Adding certain types of bacteria to soil could help protect plants against drought by activating a proton pump in root cells.
Two types of bacteria known for their growth-promoting properties improved chili plant resistance to drought. They do this partially through their role in over-activating a pump present in the vacuolar membrane of root cells that ultimately facilitates water uptake from soil.
Microbial ecologist, Daniele Daffonchio, and colleagues at KAUST and in Italy investigated whether bacteria that can confer drought resistance in plants have an effect on a cellular vacuolar proton pump that helps roots take up more water from the soil.
Vacuolar proton pumps are proteins present in the membranes of cell vesicles called vacuoles. These vesicles play a variety of roles, including storing nutrients and waste products. When vacuolar proton pumps are activated, hydrogen ions are pumped into the vacuole, creating an electrochemical gradient that increases the osmotic pressure within the vacuole: this encourages water to move from the soil into the roots.
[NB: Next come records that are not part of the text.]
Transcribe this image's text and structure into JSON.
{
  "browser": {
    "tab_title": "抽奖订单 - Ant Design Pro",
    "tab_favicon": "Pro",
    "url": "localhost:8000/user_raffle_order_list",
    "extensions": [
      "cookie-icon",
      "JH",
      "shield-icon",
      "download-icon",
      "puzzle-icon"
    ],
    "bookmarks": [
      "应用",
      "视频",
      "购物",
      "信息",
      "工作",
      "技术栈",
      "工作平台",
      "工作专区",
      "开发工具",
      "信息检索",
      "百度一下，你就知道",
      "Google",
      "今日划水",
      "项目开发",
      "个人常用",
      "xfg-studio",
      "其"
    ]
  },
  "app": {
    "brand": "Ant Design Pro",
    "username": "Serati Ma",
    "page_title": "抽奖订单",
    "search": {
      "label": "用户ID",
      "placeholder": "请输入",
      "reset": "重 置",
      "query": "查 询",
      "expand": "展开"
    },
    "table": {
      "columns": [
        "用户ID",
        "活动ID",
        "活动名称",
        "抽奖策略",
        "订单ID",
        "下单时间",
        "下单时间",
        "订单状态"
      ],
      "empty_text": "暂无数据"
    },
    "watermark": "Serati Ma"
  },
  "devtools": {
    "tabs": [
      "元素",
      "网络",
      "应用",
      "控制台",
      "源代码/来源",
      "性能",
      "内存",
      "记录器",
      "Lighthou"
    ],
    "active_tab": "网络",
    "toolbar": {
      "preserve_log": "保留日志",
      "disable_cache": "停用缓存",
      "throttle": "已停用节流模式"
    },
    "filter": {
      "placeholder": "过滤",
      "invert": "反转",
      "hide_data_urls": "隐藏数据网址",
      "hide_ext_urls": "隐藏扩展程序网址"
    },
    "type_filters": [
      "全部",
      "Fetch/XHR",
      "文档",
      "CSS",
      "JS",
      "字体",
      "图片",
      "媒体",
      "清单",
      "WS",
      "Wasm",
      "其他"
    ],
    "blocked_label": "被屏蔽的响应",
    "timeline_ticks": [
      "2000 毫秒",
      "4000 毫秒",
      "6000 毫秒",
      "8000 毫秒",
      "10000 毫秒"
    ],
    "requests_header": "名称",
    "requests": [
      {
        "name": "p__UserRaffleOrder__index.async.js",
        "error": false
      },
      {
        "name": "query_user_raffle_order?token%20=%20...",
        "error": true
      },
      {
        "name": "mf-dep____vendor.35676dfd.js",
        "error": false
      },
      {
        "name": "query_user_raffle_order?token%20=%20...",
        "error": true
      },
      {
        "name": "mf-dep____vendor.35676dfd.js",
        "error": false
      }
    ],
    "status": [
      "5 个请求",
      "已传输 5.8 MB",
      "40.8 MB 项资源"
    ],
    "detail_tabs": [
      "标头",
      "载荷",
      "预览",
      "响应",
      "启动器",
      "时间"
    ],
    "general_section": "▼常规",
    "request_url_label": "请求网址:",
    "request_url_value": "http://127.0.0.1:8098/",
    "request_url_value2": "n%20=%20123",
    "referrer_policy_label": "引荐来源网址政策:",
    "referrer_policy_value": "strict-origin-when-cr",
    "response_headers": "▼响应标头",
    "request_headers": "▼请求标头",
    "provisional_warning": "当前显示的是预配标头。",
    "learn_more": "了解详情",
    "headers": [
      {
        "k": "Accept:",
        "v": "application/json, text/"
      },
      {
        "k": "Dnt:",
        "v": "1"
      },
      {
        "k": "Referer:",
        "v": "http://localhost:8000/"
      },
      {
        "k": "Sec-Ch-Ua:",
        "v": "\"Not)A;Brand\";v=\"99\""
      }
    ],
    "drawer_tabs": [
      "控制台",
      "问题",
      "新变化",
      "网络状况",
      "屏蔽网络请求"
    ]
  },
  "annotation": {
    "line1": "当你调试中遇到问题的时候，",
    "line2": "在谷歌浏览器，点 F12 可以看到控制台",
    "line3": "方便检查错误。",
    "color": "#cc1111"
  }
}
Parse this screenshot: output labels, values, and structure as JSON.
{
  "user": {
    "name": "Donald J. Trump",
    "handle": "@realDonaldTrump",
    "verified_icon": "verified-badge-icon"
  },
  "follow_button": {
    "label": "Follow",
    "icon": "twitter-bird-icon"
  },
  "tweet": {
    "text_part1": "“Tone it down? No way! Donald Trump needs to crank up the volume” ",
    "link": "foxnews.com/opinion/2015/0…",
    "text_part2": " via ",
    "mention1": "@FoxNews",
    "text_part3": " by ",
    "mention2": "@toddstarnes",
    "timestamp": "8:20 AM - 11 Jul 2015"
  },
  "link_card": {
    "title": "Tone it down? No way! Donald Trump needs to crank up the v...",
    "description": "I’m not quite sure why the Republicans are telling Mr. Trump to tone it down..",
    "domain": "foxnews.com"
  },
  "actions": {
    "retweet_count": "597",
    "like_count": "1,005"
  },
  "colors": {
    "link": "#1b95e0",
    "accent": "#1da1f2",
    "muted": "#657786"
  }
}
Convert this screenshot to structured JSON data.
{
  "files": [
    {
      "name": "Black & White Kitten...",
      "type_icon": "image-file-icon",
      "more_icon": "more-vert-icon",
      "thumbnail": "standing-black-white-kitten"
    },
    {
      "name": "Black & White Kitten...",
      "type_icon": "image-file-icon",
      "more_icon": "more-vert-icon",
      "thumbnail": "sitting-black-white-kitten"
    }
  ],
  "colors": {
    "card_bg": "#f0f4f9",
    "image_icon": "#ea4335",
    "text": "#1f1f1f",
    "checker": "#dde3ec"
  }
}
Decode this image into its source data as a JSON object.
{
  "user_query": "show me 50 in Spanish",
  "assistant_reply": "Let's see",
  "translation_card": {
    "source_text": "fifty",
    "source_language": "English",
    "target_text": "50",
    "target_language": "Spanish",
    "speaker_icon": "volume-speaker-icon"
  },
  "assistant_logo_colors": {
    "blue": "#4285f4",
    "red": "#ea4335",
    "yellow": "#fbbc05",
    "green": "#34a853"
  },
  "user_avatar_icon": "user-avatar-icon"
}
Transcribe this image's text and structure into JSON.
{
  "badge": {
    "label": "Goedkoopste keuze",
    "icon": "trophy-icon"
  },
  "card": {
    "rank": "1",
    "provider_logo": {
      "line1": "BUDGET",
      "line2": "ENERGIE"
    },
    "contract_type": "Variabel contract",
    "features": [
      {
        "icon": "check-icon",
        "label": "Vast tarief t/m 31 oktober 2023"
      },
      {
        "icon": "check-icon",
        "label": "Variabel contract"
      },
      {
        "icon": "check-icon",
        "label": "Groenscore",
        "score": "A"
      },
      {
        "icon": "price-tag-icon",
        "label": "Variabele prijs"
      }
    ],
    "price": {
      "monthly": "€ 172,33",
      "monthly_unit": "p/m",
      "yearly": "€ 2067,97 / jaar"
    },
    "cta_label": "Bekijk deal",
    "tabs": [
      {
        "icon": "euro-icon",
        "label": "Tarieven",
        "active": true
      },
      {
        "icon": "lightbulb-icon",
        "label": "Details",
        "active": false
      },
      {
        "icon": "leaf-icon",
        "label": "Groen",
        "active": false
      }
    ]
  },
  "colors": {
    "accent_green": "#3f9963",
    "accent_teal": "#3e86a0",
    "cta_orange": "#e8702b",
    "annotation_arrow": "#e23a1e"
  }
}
Daffonchio and his team selected two types of bacteria for their experiments:Bacillus subtilisandPaenibacillus illinoinensis. These endophytic bacteria live within plant tissues and have properties that promote plant growth and enhance their tolerance to drought. The team compared the effects of growing chili plants, which are highly sensitive to water stress, under normal and drought-simulating conditions with or without the presence of the bacteria.
They found that the bacteria successfully colonize the roots of the chili plants, enhance the formation of a more robust root system, and improve photosynthetic activity under drought conditions. Taking a closer look, they found, for the first time, that the bacteria over-activate a vacuolar proton pump in the plants called V-PPase.
“This finding opens a new prospect for improving drought response in plants,” says KAUST agricultural biotechnologist, Ramona Marasco, a first author of the study. “The results demonstrate that drought resistance can be induced by bacteria that naturally colonize plant tissues, and not only by genetically modifying plants,” she adds.
Much research is focused on genetically engineering cultivars with increased tolerance to stresses resulting from climate change and desertification, explains Marasco. This tolerance can be also conferred by bacterial root symbionts. “A potential implication of our research is that the colonization of root tissues with appropriate bacterial strains might help conserve irrigation water, a precious resource in arid lands,” she says.
The team next plans to test whether the bacteria can confer drought resistance in other types of crops. They are also studying what prerequisites are required for these microorganisms to efficiently colonize plants, thrive in different types of soil and compete with other microbial communities.